“If you knew someone with cancer, you wouldn’t run the other way if you saw them coming, so tell me, why is that what people do when they’re confronted with, say, schizophrenia?” says Bill Osetek, who is directing the Tony-winning “Next to Normal” at Drury Lane. “Mental illness, the attitudes surrounding it are still rooted in shame and terror. You don’t talk about it. To build a show that deals with mental illness as its predominant theme — that really takes guts.”
If it takes guts to create a musical centering around manic depression, suicide, shock treatments and drug addiction, it takes equal fortitude to put that musical on a suburban stage for an audience accustomed to Rodgers and Hammerstein classics and light comedies. “Next to Normal” is a risk, says Osetek, and one that led Drury Lane to take the unprecedented step of sending out a letter to all subscribers outlining the strong themes the show addresses and explaining to audiences precisely why the theater chose to include it in its 2013 season.
“It’s a tough sell,” says Osetek. “There’s no big dance numbers, the subject is sensitive. You describe it to people and sometimes they immediately think they don’t want to see it.”
Those who think that might want to think twice. “Next to Normal” is one of only eight musicals in the entire history of musicals to win the Pulitzer Prize for drama. That puts it in the company of shows including “Sunday in the Park With George,” “A Chorus Line” and “South Pacific.” The score (music by Tom Kitt, lyrics by Brian Yorkey) is inarguably sublime, and includes styles ranging from aching ballads (“I Miss the Mountains”) to hauntingly up-tempo (“I’m Alive”).
The show’s plot swirls around the Goodmans, a group that from the outside looks like a happy, typical all-American suburban family. Behind closed doors, they are struggling mightily. Diana Goodman (Susie McMonagle) suffers from manic depression and hallucinations. In tracing the impact of Diana’s disease on her husband and daughter, “Next to Normal” paints a portrait of a family in crisis.

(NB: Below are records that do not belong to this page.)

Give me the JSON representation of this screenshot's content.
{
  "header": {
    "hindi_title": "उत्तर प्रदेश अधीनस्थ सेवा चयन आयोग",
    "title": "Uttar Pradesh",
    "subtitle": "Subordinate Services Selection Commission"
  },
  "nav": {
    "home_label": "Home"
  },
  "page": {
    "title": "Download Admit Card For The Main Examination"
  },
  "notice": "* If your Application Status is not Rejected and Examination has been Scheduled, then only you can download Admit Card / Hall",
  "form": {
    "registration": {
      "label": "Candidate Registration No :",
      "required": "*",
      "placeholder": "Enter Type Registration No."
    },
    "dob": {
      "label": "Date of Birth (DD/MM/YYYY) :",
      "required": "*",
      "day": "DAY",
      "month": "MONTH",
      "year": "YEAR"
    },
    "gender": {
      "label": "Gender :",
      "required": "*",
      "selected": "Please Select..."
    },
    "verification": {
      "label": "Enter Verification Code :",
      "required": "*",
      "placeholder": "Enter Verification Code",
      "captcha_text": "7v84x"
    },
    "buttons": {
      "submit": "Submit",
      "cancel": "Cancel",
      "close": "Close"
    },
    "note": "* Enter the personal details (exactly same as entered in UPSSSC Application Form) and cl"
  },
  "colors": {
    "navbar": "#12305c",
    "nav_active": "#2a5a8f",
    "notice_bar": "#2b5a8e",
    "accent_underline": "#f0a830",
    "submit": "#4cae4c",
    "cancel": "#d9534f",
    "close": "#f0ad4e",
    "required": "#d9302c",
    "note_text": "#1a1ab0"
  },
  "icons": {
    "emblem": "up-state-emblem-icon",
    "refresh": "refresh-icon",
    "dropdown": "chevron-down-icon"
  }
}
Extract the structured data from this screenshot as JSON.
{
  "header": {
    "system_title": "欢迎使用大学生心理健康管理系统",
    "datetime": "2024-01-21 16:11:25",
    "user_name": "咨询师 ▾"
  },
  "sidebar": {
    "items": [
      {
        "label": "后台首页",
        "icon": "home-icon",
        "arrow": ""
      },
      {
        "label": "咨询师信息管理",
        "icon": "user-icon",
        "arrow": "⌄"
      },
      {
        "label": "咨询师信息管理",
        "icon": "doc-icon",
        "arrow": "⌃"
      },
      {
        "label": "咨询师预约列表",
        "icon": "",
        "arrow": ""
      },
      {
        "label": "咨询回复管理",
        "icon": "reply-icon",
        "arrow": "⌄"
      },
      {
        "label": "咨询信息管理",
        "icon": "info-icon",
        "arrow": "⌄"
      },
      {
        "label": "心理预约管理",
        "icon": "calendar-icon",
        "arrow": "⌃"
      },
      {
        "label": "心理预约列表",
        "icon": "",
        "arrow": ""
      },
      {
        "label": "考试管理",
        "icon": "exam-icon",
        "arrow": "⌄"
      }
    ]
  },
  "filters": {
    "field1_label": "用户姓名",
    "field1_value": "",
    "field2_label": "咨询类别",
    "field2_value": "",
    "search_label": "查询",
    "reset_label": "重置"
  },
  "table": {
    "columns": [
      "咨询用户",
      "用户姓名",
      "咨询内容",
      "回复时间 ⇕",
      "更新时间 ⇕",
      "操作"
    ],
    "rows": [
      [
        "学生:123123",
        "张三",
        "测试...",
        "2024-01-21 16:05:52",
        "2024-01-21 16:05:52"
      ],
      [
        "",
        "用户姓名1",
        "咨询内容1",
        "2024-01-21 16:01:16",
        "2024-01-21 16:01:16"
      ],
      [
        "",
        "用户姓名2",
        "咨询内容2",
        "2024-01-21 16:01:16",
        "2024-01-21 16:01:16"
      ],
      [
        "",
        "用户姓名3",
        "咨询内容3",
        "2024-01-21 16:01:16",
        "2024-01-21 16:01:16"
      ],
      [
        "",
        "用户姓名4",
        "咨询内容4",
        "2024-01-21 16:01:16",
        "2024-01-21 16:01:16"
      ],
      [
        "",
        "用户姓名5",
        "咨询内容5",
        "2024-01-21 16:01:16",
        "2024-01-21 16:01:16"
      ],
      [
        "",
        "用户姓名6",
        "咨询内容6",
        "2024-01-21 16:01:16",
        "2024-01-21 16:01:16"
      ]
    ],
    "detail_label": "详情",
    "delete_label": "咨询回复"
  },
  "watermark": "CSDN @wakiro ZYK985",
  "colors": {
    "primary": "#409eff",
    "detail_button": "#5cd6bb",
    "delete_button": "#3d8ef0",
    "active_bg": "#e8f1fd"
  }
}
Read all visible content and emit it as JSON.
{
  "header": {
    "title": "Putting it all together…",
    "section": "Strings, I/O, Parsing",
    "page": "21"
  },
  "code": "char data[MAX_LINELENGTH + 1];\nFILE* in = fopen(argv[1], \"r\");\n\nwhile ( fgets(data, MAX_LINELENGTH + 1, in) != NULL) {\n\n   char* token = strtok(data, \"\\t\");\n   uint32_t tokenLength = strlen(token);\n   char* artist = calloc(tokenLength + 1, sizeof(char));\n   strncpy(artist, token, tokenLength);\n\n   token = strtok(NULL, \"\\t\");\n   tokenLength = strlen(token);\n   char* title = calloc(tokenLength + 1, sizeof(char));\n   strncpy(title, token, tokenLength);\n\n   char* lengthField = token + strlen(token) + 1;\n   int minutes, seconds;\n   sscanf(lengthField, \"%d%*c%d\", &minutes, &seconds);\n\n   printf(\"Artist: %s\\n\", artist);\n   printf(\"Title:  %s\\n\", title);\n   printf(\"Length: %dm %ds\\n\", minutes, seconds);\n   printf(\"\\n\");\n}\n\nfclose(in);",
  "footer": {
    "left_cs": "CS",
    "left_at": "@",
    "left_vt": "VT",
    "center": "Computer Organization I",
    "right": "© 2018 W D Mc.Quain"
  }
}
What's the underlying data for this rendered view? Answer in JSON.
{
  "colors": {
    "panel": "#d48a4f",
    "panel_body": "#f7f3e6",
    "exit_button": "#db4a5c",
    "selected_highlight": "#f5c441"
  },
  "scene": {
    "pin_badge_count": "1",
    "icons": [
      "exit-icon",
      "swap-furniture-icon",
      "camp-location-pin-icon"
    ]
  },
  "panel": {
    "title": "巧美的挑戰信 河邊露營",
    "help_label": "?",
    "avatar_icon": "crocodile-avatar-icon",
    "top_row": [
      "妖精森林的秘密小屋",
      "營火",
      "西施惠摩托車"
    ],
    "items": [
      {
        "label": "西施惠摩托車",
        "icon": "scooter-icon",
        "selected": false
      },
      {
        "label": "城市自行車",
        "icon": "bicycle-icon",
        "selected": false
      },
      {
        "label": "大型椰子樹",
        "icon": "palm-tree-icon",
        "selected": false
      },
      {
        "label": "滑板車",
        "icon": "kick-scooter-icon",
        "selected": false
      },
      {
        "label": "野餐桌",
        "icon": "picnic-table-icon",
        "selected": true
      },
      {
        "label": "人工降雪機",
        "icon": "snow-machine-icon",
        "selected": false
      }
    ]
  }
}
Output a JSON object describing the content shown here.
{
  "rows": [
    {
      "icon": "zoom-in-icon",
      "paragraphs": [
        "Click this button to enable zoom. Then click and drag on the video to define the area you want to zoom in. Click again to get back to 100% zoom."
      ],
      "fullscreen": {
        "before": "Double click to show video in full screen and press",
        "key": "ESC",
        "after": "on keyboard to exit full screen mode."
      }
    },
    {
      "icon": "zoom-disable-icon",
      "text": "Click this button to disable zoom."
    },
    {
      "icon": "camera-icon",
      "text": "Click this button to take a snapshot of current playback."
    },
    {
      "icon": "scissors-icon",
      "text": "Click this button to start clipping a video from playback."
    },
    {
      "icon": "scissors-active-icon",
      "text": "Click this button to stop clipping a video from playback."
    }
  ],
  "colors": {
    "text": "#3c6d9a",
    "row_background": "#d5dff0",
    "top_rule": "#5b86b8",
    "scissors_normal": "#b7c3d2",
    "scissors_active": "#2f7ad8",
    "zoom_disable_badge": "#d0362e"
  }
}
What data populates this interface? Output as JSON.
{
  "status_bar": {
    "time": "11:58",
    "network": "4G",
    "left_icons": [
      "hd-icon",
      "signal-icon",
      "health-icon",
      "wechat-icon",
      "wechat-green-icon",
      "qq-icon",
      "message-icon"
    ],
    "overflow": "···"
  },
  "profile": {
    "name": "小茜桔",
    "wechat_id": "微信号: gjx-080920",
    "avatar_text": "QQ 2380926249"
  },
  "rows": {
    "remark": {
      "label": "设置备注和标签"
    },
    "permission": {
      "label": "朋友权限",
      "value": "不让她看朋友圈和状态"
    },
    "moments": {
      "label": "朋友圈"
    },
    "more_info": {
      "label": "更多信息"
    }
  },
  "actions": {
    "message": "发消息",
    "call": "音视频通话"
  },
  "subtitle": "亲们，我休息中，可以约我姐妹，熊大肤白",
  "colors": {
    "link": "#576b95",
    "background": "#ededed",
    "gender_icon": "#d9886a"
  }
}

For Osetek, the musical resonates on multiple levels. First and foremost, it’s enthralling — and often extremely funny — he asserts.
“When I first saw this show I sat in the balcony and just wept. I don’t know that I’ve ever been so moved. That never happens to me,” he says. “Look,” he adds, “I know that sounds like hyperbole. And obviously, you have to praise the show you’re working on. But I’m not being hyperbolic. ‘Next to Normal’ is very simply the best show I know. You’d think with such dark subject material that it would be grim throughout, but the humor in it is amazing. You’re crying one minute, laughing out loud the next.”
The piece’s sheer entertainment value is matched by the importance of the issues it so candidly deals with, Osetek says.
“I feel a sense of responsibility in helping to take the stigma away from mental illness. It’s not something people should run from and be ashamed of, any more than they’d be ashamed of breaking an arm. For me, the show hits close to home because we dealt with this in my family a few years ago. It was an incredibly painful time, partially because there was so much shame involved. That’s sad and wrong and it shouldn’t be that way.”
As Diana Goodman, Broadway veteran McMonagle faces the tough prospect of portraying a woman who goes from the throes of mental illness through a labyrinth of medications, side effects and therapies — including electroshock therapy.
“It can get pretty dark, but there’s also humor throughout,” says McMonagle. “And I think it’s ultimately a hopeful show. Life is not perfect. We all have our ghosts, but we all still go on. Every day you have to take a step forward.”